*Exercise aim*.
Give the data again in full. Keep every line the same.

*Dataset entries*.
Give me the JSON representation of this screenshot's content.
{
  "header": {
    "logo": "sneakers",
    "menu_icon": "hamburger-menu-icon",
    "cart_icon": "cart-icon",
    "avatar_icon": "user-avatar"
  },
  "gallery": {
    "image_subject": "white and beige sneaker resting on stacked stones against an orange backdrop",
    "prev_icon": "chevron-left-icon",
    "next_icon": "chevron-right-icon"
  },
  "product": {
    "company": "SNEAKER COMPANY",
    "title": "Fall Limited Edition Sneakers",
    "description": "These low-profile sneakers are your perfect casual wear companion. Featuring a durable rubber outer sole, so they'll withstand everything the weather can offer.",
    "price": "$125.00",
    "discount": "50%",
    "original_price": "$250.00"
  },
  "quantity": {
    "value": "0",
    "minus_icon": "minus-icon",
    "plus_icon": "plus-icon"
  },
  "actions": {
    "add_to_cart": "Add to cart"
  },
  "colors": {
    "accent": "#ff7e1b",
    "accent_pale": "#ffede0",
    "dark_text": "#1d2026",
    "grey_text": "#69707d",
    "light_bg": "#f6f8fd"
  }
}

*Solution to this task*.
Give me the JSON representation of this screenshot's content.
{
  "header": {
    "logo": "sneakers",
    "menu_icon": "hamburger-menu-icon",
    "cart_icon": "cart-icon",
    "avatar_icon": "user-avatar"
  },
  "gallery": {
    "image_subject": "white and beige sneaker resting on stacked stones against an orange backdrop",
    "prev_icon": "chevron-left-icon",
    "next_icon": "chevron-right-icon"
  },
  "product": {
    "company": "SNEAKER COMPANY",
    "title": "Fall Limited Edition Sneakers",
    "description": "These low-profile sneakers are your perfect casual wear companion. Featuring a durable rubber outer sole, so they'll withstand everything the weather can offer.",
    "price": "$125.00",
    "discount": "50%",
    "original_price": "$250.00"
  },
  "quantity": {
    "value": "0",
    "minus_icon": "minus-icon",
    "plus_icon": "plus-icon"
  },
  "actions": {
    "add_to_cart": "Add to cart"
  },
  "colors": {
    "accent": "#ff7e1b",
    "accent_pale": "#ffede0",
    "dark_text": "#1d2026",
    "grey_text": "#69707d",
    "light_bg": "#f6f8fd"
  }
}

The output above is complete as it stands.